The Apostle Paul lived and breathed in a Hellenistic culture that placed high value on the art of rhetoric, and recent advances in rhetorical criticism of the New Testament have resulted in a new emphasis on the rhetorical aspect of his letters. As many scholars have pointed out, however, it is not clear to what extent ancient rhetoric actually influenced Paul and his writing or how important rhetoric is for interpreting the Pauline corpus. This volume, containing contributions from major figures in the field, provides a nuanced examination of how ancient rhetoric should inform our understanding of Paul and his letters. The essays discuss Paul's historical context, present innovative advances in and trenchant critiques of rhetorical theory, and offer fresh readings of key Pauline texts. Outlining the strengths and weaknesses of a widely used approach, Paul and Ancient Rhetoric will be a valuable resource for New Testament and Classics scholars.
|Publisher:||Cambridge University Press|
|Product dimensions:||6.22(w) x 9.25(h) x 0.87(d)|
About the Author
Stanley E. Porter is President, Dean, Professor of New Testament, and Roy A. Hope Chair in Christian Worldview at McMaster Divinity College. He is the author of more than twenty books, including Linguistic Analysis of the Greek New Testament: Studies in Tools, Methods, and Practice and When Paul Met Jesus: How an Idea Got Lost in History (Cambridge, forthcoming).
Bryan R. Dyer is coeditor, with Cynthia Long Westfall, of The Bible and Social Justice and, with Stanley E. Porter, of The Origins of the Synoptic Gospels. He has written numerous articles and chapters on Paul's letters, the Epistle to the Hebrews, and the Gospels.
Table of Contents

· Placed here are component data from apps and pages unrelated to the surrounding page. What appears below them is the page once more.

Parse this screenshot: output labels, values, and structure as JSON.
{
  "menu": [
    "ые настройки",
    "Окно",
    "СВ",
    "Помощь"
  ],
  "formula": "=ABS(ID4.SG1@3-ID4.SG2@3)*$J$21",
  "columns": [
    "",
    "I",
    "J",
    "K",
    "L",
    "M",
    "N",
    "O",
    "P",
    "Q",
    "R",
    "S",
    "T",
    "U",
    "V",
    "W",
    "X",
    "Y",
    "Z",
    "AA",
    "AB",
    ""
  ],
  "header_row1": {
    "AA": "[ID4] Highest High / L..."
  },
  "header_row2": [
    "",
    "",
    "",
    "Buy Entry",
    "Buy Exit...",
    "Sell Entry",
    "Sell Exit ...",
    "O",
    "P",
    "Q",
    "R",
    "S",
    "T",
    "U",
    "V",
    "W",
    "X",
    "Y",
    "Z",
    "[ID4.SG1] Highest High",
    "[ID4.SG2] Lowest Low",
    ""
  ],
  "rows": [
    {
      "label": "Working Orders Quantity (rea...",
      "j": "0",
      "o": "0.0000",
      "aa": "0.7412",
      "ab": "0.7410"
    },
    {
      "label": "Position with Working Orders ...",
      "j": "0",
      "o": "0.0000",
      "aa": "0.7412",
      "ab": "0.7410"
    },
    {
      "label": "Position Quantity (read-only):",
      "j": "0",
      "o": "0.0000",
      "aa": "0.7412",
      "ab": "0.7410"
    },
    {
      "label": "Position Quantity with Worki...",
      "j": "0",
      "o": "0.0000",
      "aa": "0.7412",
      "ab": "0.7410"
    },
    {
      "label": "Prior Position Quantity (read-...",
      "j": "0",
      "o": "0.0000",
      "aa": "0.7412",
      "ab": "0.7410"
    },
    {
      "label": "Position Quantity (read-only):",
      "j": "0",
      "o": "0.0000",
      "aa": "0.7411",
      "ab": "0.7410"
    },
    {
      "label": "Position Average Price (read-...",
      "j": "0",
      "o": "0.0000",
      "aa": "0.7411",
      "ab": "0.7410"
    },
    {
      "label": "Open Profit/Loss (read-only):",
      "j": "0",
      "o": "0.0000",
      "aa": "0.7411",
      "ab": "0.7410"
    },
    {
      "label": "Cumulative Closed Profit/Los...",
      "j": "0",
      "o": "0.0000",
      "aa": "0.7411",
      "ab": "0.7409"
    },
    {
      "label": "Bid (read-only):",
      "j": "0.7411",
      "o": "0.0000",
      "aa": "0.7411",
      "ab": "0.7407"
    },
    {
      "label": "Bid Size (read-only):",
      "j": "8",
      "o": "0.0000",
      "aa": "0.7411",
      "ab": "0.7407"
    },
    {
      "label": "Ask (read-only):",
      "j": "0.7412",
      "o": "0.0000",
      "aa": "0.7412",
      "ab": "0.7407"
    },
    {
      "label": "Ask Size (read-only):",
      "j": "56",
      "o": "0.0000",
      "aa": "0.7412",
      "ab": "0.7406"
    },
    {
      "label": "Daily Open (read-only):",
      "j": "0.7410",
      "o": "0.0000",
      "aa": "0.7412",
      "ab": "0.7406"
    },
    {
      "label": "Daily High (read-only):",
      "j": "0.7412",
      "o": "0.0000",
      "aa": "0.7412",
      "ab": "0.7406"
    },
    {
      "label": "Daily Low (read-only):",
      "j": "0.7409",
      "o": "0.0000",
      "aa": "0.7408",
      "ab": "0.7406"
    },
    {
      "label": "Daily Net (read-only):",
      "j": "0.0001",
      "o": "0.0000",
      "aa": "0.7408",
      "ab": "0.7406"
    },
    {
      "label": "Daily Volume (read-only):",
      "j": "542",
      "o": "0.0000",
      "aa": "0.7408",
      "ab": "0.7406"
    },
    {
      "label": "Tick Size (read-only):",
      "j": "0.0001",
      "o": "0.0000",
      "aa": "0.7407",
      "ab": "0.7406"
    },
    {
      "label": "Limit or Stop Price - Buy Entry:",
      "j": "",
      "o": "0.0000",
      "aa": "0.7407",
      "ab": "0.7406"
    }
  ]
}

Paul and ancient rhetoric: an introduction to a continuing discussion Stanley E. Porter and Bryan R. Dyer; Part I. History of Scholarship and Key Issues: 1. Can the theory of rhetoric help us to understand the New Testament, and in particular the letters of Paul? Carl Joachim Classen; Part II. Paul, his Education, and First-Century Culture: 2. Paul in Tarsus: historical factors in assessing Paul's early education Andrew W. Pitts; 3. Hellenistic rhetorical education and Paul's letters Christos Kremmydas; 4. Paul and traditions of Graeco-Roman rhetoric Frank W. Hughes; 5. Ancient literate culture and popular rhetorical knowledge: implications for studying Pauline rhetoric Stanley E. Porter; Part III. Issues in the Use of Ancient Rhetoric in Analyzing Paul's Letters: 6. 'Delivery, delivery, delivery': accounting for performance in the rhetoric of Paul's letters Glenn Holland; 7. Rhetoric and epistolography - case not closed Lauri Thurén; Part IV. Paul and Ancient Rhetoric in Practice: 8. Paul, classical rhetoric, and oracular fullness of meaning in Romans 1:16-17 Robert G. Hall; 9. 'I do not understand what I do': a challenge to understanding Romans 7 as prosopopoeia Bryan R. Dyer; 10. Parenesis and peroratio: the rhetorical function of Romans 12:1-15:13 Mark D. Given; 11. Navigating First Thessalonians employing Aristotle's enthymeme Thomas H. Olbricht and Stanley N. Helton; 12. Appeals to logos, pathos, and ethos in Galatians 5:1-12: an investigation of Paul's inventio David A. deSilva; 13. Visualizing Philippians: ancient rhetorical practice meets cognitive science through sociorhetorical interpretation L. Gregory Bloomquist.